This week, we are going back to basics to explain to those who may feel unsure, just how private pensions work.

Tax relief

Whether you belong to a company scheme or a personal pension, you will be entitled to tax relief on your contributions. For basic ratepayers, you will receive 20 per cent tax relief. Higher brackets, however, will receive an even larger percentage of relief, with the ability to claim a total of 40 per cent, rising to 45 per cent for those who pay additional tax rate.

Choosing a personal pension over a workplace pension

Not everyone is part of a company pension scheme. Those who are self-employed or would like another pension to provide them with additional benefits in retirement may choose this option. Your employer may also contribute to a personal pension.

Personal pensions may also be an ideal option for someone who has a history of multiple company schemes and wishes to bring them into one easy-to-manage plan. There is no limit to the number of pensions you can belong to, but it’s important to know you are limited to how much you can pay into them.

What can I do with the money in my private pension at retirement?

Pension freedom rules introduced in 2015 mean that there are even more options for using your pension to provide yourself with an income at retirement. Once you reach the age of 55, you can take 25 per cent of your pension tax-free. From there, you can choose between using your remaining amount to buy an annuity or income for life, or leave the remaining money invested and withdraw whenever you need. Or, you can combine these options if you feel you will benefit from both.

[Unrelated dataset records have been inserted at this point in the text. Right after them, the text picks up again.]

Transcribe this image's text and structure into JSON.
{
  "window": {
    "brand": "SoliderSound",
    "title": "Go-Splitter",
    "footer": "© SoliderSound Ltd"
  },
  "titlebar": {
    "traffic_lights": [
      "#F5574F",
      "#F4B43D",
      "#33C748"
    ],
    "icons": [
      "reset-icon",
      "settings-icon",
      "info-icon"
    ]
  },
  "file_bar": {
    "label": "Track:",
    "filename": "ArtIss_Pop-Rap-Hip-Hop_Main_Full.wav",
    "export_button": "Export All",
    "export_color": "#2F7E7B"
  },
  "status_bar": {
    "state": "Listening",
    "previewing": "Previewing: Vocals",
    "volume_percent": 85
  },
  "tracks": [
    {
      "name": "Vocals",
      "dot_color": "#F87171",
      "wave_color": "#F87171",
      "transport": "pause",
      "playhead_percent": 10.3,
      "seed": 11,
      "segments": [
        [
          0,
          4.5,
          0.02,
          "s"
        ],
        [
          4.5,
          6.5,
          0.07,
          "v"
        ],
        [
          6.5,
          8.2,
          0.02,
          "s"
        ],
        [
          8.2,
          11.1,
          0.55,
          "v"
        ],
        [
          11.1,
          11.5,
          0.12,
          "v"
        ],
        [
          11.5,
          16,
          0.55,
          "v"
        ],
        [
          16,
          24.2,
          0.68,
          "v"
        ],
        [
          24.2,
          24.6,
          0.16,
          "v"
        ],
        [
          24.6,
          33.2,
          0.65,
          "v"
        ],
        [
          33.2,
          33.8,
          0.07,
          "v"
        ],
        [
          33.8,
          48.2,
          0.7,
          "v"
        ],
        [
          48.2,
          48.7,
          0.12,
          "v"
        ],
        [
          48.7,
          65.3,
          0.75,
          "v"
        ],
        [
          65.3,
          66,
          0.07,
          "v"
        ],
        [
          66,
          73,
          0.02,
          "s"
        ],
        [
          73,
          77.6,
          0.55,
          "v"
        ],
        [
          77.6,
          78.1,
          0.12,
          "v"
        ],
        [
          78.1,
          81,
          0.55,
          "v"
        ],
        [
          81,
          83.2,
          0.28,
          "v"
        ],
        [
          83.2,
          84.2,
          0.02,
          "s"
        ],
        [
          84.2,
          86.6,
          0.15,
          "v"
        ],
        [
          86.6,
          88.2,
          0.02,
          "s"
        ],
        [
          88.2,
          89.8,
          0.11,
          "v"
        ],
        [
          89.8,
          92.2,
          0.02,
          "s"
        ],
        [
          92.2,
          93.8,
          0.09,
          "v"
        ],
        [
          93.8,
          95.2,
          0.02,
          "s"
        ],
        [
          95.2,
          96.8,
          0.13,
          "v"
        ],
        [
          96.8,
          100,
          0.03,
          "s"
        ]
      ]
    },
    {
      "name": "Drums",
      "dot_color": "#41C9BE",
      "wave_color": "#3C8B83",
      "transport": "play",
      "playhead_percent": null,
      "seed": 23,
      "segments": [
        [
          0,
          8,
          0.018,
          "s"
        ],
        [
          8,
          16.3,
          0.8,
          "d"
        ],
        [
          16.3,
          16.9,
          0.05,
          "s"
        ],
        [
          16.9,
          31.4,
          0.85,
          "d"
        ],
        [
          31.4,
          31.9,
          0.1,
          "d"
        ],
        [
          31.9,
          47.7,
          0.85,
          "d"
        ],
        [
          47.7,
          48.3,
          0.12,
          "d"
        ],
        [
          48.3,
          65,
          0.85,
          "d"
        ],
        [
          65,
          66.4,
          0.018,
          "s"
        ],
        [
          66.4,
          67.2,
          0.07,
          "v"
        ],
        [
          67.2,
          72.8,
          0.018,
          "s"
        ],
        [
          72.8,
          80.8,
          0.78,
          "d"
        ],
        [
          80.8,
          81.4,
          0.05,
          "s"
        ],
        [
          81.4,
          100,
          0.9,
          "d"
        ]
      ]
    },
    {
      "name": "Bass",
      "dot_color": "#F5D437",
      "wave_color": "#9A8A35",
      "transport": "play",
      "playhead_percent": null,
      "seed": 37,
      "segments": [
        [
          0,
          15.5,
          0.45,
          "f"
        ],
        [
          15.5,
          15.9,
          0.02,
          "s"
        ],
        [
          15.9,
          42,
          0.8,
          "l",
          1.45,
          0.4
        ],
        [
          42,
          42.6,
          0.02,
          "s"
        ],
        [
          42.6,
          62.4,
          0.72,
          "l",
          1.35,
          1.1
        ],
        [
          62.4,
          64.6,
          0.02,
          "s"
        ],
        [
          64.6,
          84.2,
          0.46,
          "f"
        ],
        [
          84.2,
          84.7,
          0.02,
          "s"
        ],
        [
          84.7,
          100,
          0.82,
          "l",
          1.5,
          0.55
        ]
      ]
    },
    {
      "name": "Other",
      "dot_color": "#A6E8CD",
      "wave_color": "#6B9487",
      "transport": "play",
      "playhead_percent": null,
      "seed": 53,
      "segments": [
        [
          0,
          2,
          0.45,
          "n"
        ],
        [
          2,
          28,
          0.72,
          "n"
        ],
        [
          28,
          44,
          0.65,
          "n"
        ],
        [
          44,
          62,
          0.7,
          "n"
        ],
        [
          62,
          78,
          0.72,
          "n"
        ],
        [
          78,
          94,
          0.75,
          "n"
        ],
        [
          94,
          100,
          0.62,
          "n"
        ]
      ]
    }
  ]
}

If you want to take out your entire pension in one go, this is also an option. However, be aware that only the first 25 per cent will be tax-free. This means you could face a steep tax bill on the remaining 75 per cent.

Making the right choice

If you feel like these options are overwhelming and you don’t know what to pick, don’t panic. Speaking with an independent financial adviser can help narrow down your options and decide which route will be best for your financial future. At Haven IFA, we aim to prepare our clients for a comfortable and enjoyable retirement. If you would like to learn more about our services, get in touch.